“A true tour de force.”—The New York Times Book Review
Reviews & Recommendations
Anyone familiar with Kehinde Wiley’s art will readily grasp the core message of Laurence Ralph’s ethnography, which draws inspiration from Wiley’s work in seeking to restage urban African American men within fields of power from which they are often presumed to be excluded. Taking up residence in one of Chicago’s most violent neighborhoods, Ralph chronicles the daily struggles of a familiar cast of characters—gangsters and grandmothers, pastors and activists—in painterly prose. This intimate portrait of race, place and pain vitally complicates the debate on urban violence, sketching its many guises and the 'resilience it takes for black Chicagoans to keep dreaming anyway.' Empathetic, timely, and superbly written, Ralph’s account is ethnography at its best—a testament to hope and a work of art.

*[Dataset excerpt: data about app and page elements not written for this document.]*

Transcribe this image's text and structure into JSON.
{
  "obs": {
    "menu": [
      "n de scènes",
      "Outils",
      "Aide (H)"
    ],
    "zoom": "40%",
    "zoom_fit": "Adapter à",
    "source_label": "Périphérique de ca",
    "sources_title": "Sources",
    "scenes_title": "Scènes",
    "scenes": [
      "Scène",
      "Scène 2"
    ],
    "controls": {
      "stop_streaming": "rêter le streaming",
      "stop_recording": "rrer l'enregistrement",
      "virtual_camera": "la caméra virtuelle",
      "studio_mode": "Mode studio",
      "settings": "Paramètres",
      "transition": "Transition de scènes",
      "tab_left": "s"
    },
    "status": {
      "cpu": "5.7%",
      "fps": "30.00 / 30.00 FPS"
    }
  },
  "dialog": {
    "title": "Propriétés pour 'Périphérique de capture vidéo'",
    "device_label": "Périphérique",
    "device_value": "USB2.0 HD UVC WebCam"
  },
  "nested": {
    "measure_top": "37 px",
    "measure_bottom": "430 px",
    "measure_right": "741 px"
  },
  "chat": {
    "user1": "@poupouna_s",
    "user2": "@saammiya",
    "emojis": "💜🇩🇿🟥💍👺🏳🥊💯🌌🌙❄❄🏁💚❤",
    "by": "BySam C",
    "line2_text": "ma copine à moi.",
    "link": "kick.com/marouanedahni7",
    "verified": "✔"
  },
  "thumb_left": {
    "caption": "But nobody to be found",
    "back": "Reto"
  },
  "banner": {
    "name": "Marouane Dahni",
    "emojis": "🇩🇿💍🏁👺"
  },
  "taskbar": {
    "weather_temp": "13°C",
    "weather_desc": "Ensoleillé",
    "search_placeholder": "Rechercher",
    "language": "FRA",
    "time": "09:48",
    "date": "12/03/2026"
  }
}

It seems almost too easy to select a recent winner of the Pulitzer Prize for a staff recommendation, but Be With is worthy of the accolades it has garnered. A fellow EBBCo staff member introduced me to Gander's work a couple of months ago, and I've been quietly devouring his oeuvre ever since. In this collection we find some of Gander’s central concerns and original contributions distilled, by the sudden death of his wife, poet CD Wright, into a visceral lament: a life is at once biological and social, "exquisitely singular" and intimately plural, grief shatters all. In the opening poem he writes, You lug a bacterial swarm / in the crook of your knee…Who is ever only themselves? Has ever a more devastatingly beautiful elegy been penned?

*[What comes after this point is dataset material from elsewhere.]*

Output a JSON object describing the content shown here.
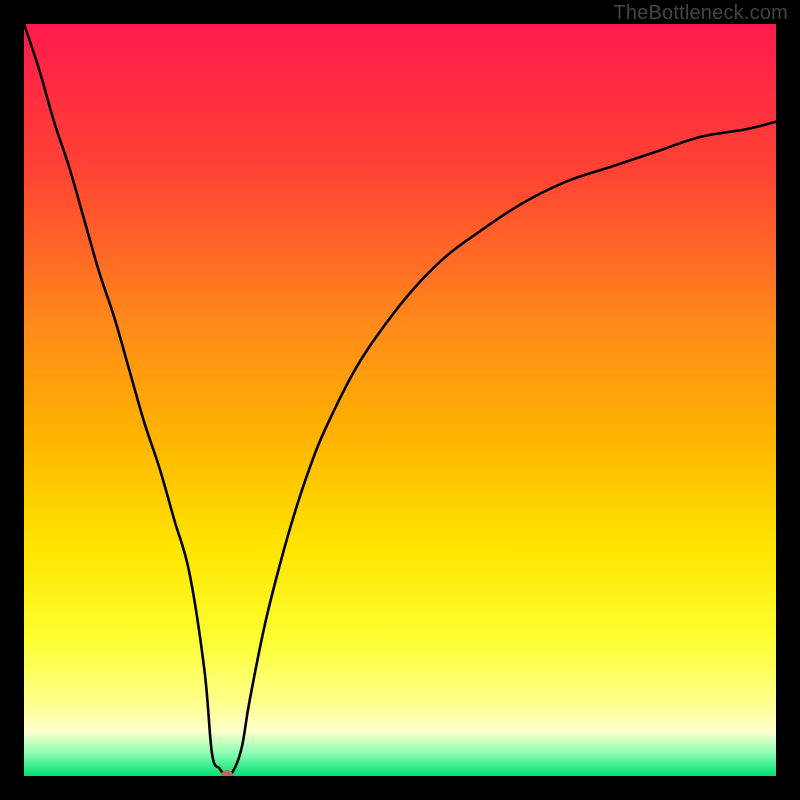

Full of acid wit and bruised humor, this is O’Connor entering the height of her power. The narrative centers upon Hazel Motes—a WWII veteran returning to his native South on a government pension—in his ill-fated attempts to dodge salvation. Drafted during the onset of O’Connor’s lupus, violence appears more gnarled and feverish here than in any of the shorts for which she is most beloved. It simmers below the skin of the story, flaring up in quick angry pulses, before finally erupting in a lather of spiritual torment. Upon reaching the book’s close, I suggest one follow the advice of another awe-struck reader: place it down with care and step back slowly, lest it burst into flames in your hands.

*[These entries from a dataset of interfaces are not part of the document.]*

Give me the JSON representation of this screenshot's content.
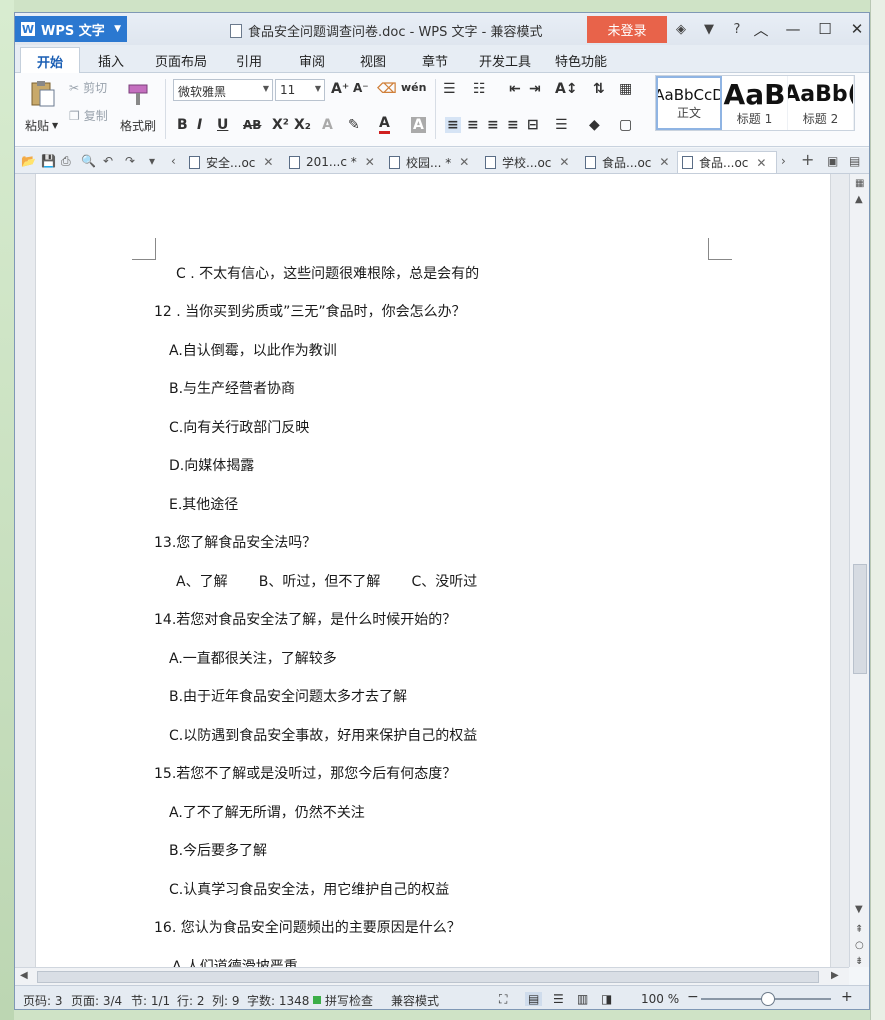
{
  "app": {
    "name": "WPS 文字",
    "window_title": "食品安全问题调查问卷.doc - WPS 文字 - 兼容模式",
    "login_label": "未登录"
  },
  "menu": {
    "tabs": [
      "开始",
      "插入",
      "页面布局",
      "引用",
      "审阅",
      "视图",
      "章节",
      "开发工具",
      "特色功能"
    ]
  },
  "ribbon": {
    "paste": "粘贴",
    "cut": "剪切",
    "copy": "复制",
    "format_painter": "格式刷",
    "font_name": "微软雅黑",
    "font_size": "11",
    "styles": [
      {
        "sample": "AaBbCcD",
        "name": "正文"
      },
      {
        "sample": "AaB",
        "name": "标题 1"
      },
      {
        "sample": "AaBb(",
        "name": "标题 2"
      }
    ]
  },
  "doc_tabs": [
    "安全...oc",
    "201...c *",
    "校园... *",
    "学校...oc",
    "食品...oc",
    "食品...oc"
  ],
  "document": {
    "lines": [
      "C . 不太有信心，这些问题很难根除，总是会有的",
      "12 . 当你买到劣质或”三无”食品时，你会怎么办？",
      "A.自认倒霉，以此作为教训",
      "B.与生产经营者协商",
      "C.向有关行政部门反映",
      "D.向媒体揭露",
      "E.其他途径",
      "13.您了解食品安全法吗？",
      "A、了解       B、听过，但不了解       C、没听过",
      "14.若您对食品安全法了解，是什么时候开始的？",
      "A.一直都很关注，了解较多",
      "B.由于近年食品安全问题太多才去了解",
      "C.以防遇到食品安全事故，好用来保护自己的权益",
      "15.若您不了解或是没听过，那您今后有何态度？",
      "A.了不了解无所谓，仍然不关注",
      "B.今后要多了解",
      "C.认真学习食品安全法，用它维护自己的权益",
      "16. 您认为食品安全问题频出的主要原因是什么？",
      "A.人们道德滑坡严重"
    ]
  },
  "status": {
    "page_code": "页码: 3",
    "page": "页面: 3/4",
    "section": "节: 1/1",
    "row": "行: 2",
    "col": "列: 9",
    "word_count": "字数: 1348",
    "spell_check": "拼写检查",
    "compat": "兼容模式",
    "zoom": "100 %"
  }
}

In this novel, the trauma of the Holocaust and the more insidious violence of life in its wake are viewed obliquely through the intelligent eyes of its eponymous character—a soft-spoken academic struggling to remember his life prior to arriving orphaned and alone in England in 1969 to be raised by a Welsh minister and his wife. Like all of Sebald's novels before it, Austerlitz is set in post-war Europe. And yet, the narrative seems to unfold at less specific coordinates, where concrete rubble and marble archways hum with all the vibrancy of a natural ecosystem, and common moths are rendered cloaked and collared "like elegant gentlemen on their way to the opera." The more exacting Austerlitz and the narrator are in pursuing his genealogy, the more groundless reality appears. Ultimately, this is a novel about the violence of history’s attempt to impose coherence on memory, and to render the past passed. It remains one of the most beautifully haunting novels I've read.